- PROBLEM -
Any picture among the records should be left out, please; retype the rest exactly.

SUPPLIED INFORMATION START

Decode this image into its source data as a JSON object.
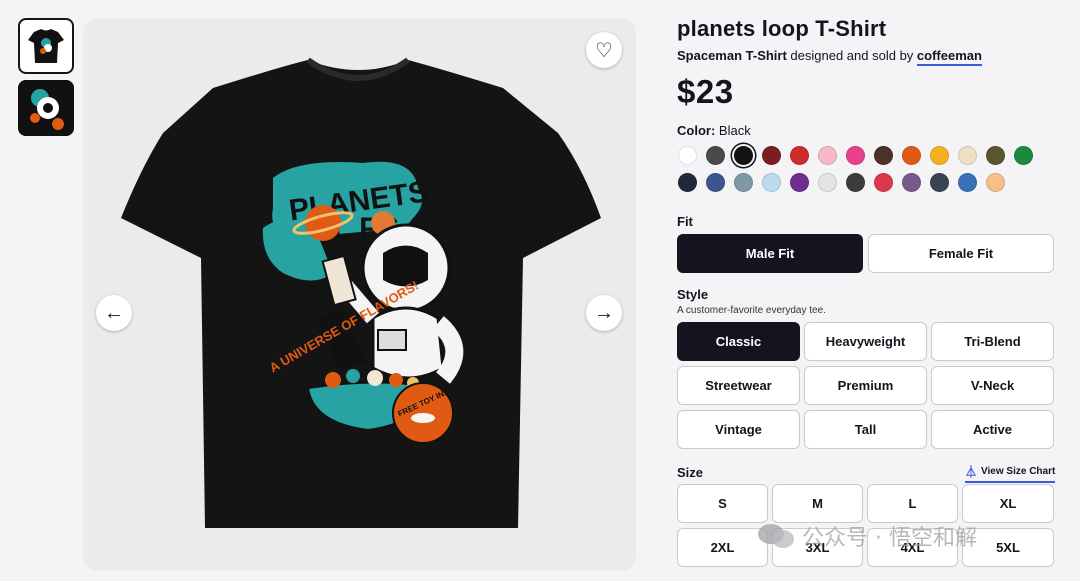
{
  "product": {
    "title": "planets loop T-Shirt",
    "subtitle_bold": "Spaceman T-Shirt",
    "subtitle_mid": " designed and sold by ",
    "designer": "coffeeman",
    "price": "$23"
  },
  "design_text": {
    "planets": "PLANETS",
    "loops": "L  PS",
    "universe": "A UNIVERSE OF FLAVORS!",
    "toy": "FREE TOY INSIDE"
  },
  "color": {
    "label": "Color:",
    "selected": "Black",
    "swatches": [
      "#ffffff",
      "#4a4a4a",
      "#141414",
      "#7a1e22",
      "#d12a2a",
      "#f7b8c6",
      "#e8408a",
      "#4a3326",
      "#e05a14",
      "#f5b01e",
      "#ece0c6",
      "#5a5530",
      "#198a3e",
      "#1f2a3c",
      "#3a5590",
      "#7f97a6",
      "#bcdbee",
      "#6e2e8c",
      "#e4e4e4",
      "#3c3c3c",
      "#d93a4a",
      "#7a5a8c",
      "#3a4450",
      "#3a70b8",
      "#f5c088"
    ]
  },
  "fit": {
    "label": "Fit",
    "options": [
      "Male Fit",
      "Female Fit"
    ],
    "selected": "Male Fit"
  },
  "style": {
    "label": "Style",
    "hint": "A customer-favorite everyday tee.",
    "options": [
      "Classic",
      "Heavyweight",
      "Tri-Blend",
      "Streetwear",
      "Premium",
      "V-Neck",
      "Vintage",
      "Tall",
      "Active"
    ],
    "selected": "Classic"
  },
  "size": {
    "label": "Size",
    "chart_link": "View Size Chart",
    "options": [
      "S",
      "M",
      "L",
      "XL",
      "2XL",
      "3XL",
      "4XL",
      "5XL"
    ]
  },
  "icons": {
    "favorite": "heart-icon",
    "prev": "arrow-left-icon",
    "next": "arrow-right-icon",
    "size_chart": "hanger-icon"
  },
  "watermark": "公众号 · 悟空和解"
}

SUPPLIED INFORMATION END

- RESPONSE AREA -
Decode this image into its source data as a JSON object.
{
  "product": {
    "title": "planets loop T-Shirt",
    "subtitle_bold": "Spaceman T-Shirt",
    "subtitle_mid": " designed and sold by ",
    "designer": "coffeeman",
    "price": "$23"
  },
  "design_text": {
    "planets": "PLANETS",
    "loops": "L  PS",
    "universe": "A UNIVERSE OF FLAVORS!",
    "toy": "FREE TOY INSIDE"
  },
  "color": {
    "label": "Color:",
    "selected": "Black",
    "swatches": [
      "#ffffff",
      "#4a4a4a",
      "#141414",
      "#7a1e22",
      "#d12a2a",
      "#f7b8c6",
      "#e8408a",
      "#4a3326",
      "#e05a14",
      "#f5b01e",
      "#ece0c6",
      "#5a5530",
      "#198a3e",
      "#1f2a3c",
      "#3a5590",
      "#7f97a6",
      "#bcdbee",
      "#6e2e8c",
      "#e4e4e4",
      "#3c3c3c",
      "#d93a4a",
      "#7a5a8c",
      "#3a4450",
      "#3a70b8",
      "#f5c088"
    ]
  },
  "fit": {
    "label": "Fit",
    "options": [
      "Male Fit",
      "Female Fit"
    ],
    "selected": "Male Fit"
  },
  "style": {
    "label": "Style",
    "hint": "A customer-favorite everyday tee.",
    "options": [
      "Classic",
      "Heavyweight",
      "Tri-Blend",
      "Streetwear",
      "Premium",
      "V-Neck",
      "Vintage",
      "Tall",
      "Active"
    ],
    "selected": "Classic"
  },
  "size": {
    "label": "Size",
    "chart_link": "View Size Chart",
    "options": [
      "S",
      "M",
      "L",
      "XL",
      "2XL",
      "3XL",
      "4XL",
      "5XL"
    ]
  },
  "icons": {
    "favorite": "heart-icon",
    "prev": "arrow-left-icon",
    "next": "arrow-right-icon",
    "size_chart": "hanger-icon"
  },
  "watermark": "公众号 · 悟空和解"
}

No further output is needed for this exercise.